Wednesday, January 23, 2013

Sudan Now, Sudan Then Part II: The Moral Dilemma of the Middle Class

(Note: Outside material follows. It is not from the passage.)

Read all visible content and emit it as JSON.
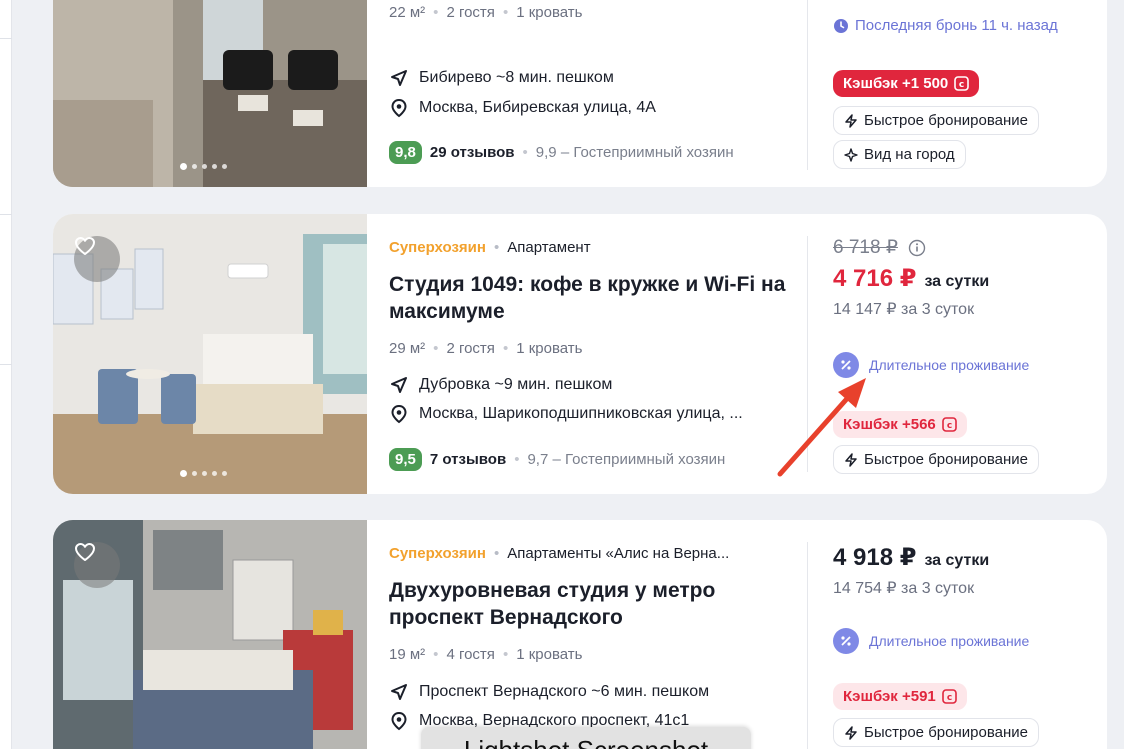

The point of this “blog thread” (for lack of a better phrase) that I started almost a year ago, was to point out what my small family is going through. Two working professionals and three small children and barely making ends meet. When I started, I wanted to write about how hard it is to afford a vacation or birthday gifts and reward the children with a “special” toy when the report cards come in.
I wanted to write about the struggle of buying shampoo and hair conditioner – and the perfume you wish you had. That was a year ago. Before South Sudan seceded (and we wish them luck on their new voyage) and before the economy of Sudan tanked. It didn’t “take a turn for the worse”; our economy did not “face sudden difficulties”. Our economy tanked.
The acceleration of the deterioration and inflation were swift, ruthless and fierce, as the day oil money was gone, the entire country learned a lesson in economics overnight. The oil that been pumping for most of the government’s 26 years in power was gone. The oil revenue was nowhere to be seen. Not in strategic projects, not in agricultural programs, not in the country’s infrastructure, nor in our educational or medical institutions.
The money was gone. All of it.
Not even the naïve wondered where it had gone. There was some speculation about how the Sudanese Government owned a complete “frond” of The Jumeira Palm in Dubai. Others spoke of towers in Malaysia and villas in Turkey. A few officials had purchased local apartments in the distinguished local “Misheirab” Qatari Project, spun the rumor mill.
This speculation may vary in figures and geography but they all came to the same conclusion. Sudan was broke. Sudanese officials were rich. Hmmm… (For the record, the President spoke on National Television, that livelihoods were in the hands of God, implying that the disgruntled were heathens).
The official rate of inflation over the past year was estimated between 40-60%. That is a large range but the truth of the matter is that it is not reflective of the expenses of the Sudanese citizen that have more than doubled.
What does an average family need? School tuition and associated transport expenses. School Sandwiches. Food. Breakfast at work. Filling up the car. The occasional household purchase. Detergent.
As our young family struggles to keep up with our middle class[1] needs, you can’t help but think of the other families. The single income, working laborer that has the same commitments as you. He too has to pay rent. In a country where public education is no longer free, they too have tuition, and too often, their children go without sandwiches. Prepaid power bills and talk of pre-paid water too. The children become malnourished. Then they are susceptible to sickness that cripples the family, attempting to pay for medical treatment, or accepting with heartbreaking resignation, the death of their child.
How can my country go on like this?
Cry, beloved country.
The well dressed man rummaging through the trash has become a familiar sight. The old man at the street light begging for change and the men of all ages selling tissue boxes on the streets. (I don’t get that; when did disposable tissues become a “must have” item for all vehicles?)
How has my life changed as a middle class working professional? Our grocery list has taken a hit but while we cut back on meat, they cut back on meals. We cut back on shampoo and imported detergent, they cut back on soap. We cut back on power bills, they cut back on power.
I find my struggle very real and resent the fact that it sounds bourgeois. I tell my children that we can’t go on vacation but they tell their children that there is no food, this night. I resent the fact that a country should provide basic living for its people, and anything more is considered a luxury.
It hasn’t always been like this. As a matter of fact, we can say that it has never been like this because this government managed to take an operating nation and turn it into an oil producing nation with the longest river in the world, and reward it with the dubious position at the top of the Failed State List (

[1] Personal classification that is open to dispute, because if middle class means the average, then in my country, the middle class do not have basic human needs.

1 comment:

Siham Elmubasher said...

I think that we were left without any middle class after all,but that should not be an issue if the other classes donot suffer the trauma.In Egypt the lower class has all those basic needs and it's this category or majority who determine the stability of government.There are unions and organizations who support them to have food and secure health care .Truly a fairly balanced society in my opinion not perfect but aware.god bless Sudan and its miserable life.Cry alllllll the beloved Sudan!